June 21_1

Another luxury yacht came in on Monday morning and headed around to Nimborio just as I was heading up the hill for a quick walk. I was back by seven, by which time it was already up to 28 degrees. It’s due to get hotter soon, so if you are heading this way, be prepared.

June 21_3

Bits and Pieces

Bits and Pieces

Hello, and here’s wishing you a good week ahead, happy solstice and all that. Or, happy Witchling Day if you happen to live in the imaginary village of Saddling, down on Romney Marsh. Not sure what I’m talking about? Click here. (Note, that’s book two of a series, but it’s set around the summer solstice.)

Neil June 19_12

Other news… The photos today are from Neil, as you can tell by the quality and style. He’s currently arranging to have a one-day diving course with the new Symi diving school, Blue Lagoon Divers. A friend did this the other day and had an amazing experience. There are longer courses and various ways to arrange them as everything is tailor-made to suit you. If Neil gets on with the introductory morning course (during which you do all your safety training and your first dive, one-on-one with an instructor), then he may go on to do the longer one so he can dive deeper.

neil june_03

We’ve had some traffic police from Rhodes on the island of late; different uniforms and everything. Apparently, and this is café chatter, they came over following the complaints about the biker-boys* and the way they make up for lack of manhood by removing the baffles from their exhausts, so they have the noisiest moped on the island or some other childish thing. Many people who live along the main road have been disturbed by their curfew-breaking antics, and enough was clearly enough. Hopefully, they’ve been put in their quieter place. Things are certainly a lot quieter than they were.
(* Or biker girls. Definitely biker men who should know better, ’cos I’ve seen one doing a wheely up the main road. I’d say he was 40 going on 12.)

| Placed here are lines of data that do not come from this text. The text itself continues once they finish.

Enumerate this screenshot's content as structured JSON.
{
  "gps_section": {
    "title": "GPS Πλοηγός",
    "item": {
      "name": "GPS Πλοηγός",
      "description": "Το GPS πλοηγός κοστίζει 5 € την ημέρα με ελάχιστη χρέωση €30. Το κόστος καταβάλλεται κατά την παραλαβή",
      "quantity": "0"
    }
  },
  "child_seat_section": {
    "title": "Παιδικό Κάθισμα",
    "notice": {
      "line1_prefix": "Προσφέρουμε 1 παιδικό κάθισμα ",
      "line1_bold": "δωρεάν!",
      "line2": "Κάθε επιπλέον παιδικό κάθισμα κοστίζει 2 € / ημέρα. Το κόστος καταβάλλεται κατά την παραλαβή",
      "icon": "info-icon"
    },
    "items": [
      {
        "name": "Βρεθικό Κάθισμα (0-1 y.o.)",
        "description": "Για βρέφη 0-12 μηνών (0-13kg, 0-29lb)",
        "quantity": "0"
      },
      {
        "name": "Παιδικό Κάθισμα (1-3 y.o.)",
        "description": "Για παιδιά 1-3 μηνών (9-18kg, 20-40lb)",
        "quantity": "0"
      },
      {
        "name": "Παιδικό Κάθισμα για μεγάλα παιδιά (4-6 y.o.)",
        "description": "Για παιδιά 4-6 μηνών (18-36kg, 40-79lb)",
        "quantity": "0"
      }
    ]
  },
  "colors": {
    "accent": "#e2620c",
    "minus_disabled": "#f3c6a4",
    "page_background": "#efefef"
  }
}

Neil June 19_01

Another thing I’ve noticed in groups on Facebook is more and more people asking for advice about how to stay longer than 90 days. These are Brits who want to come to Greece for a full summer or who want to move out here for a year and try it out. I can’t believe I am still seeing this kind of question, and I can’t believe how calmly and kindly most people are answering it. Did the yUK government not make it clear? After Brexit, if you want to have an extended stay in Greece (or another EU country), then, basically, you’re stuffed. You can’t. End of. You can’t extend your 90 days while you are here. Sorry. Well, you can arrange a certain visa before you leave if you’ve got a place to go and a job etc., but you can’t do it on a whim like you used to. There are other ways around it, like buy a property for a quarter of a million or have an income of more than 2K per month, a large amount of savings in a Greek bank, private health insurance and so on. But the good old days of being able to come for six months, or even four, or even 91 days (in a rolling 180) are over. Brexit, the gift that keeps giving.

Neil June 19_03

Oh, finally, talking of gifts. Another friend recently had a parcel from UK Amazon which only took eight weeks to get here and only cost an extra €45.00 in customs duty and so on, and that, by post-Brexit standards, is not bad. I ordered a book from Amazon Germany last Monday, and the tracking told me it was delivered on Thursday. Delivered being, left Athens, so probably on a Blue Star or a flight to Rhodes, but still, an excellent service. It was ordered via Germany, sent from Italy, arrived in Greece and was probably in my PO box last Friday. Nice. Must go now and pick it up.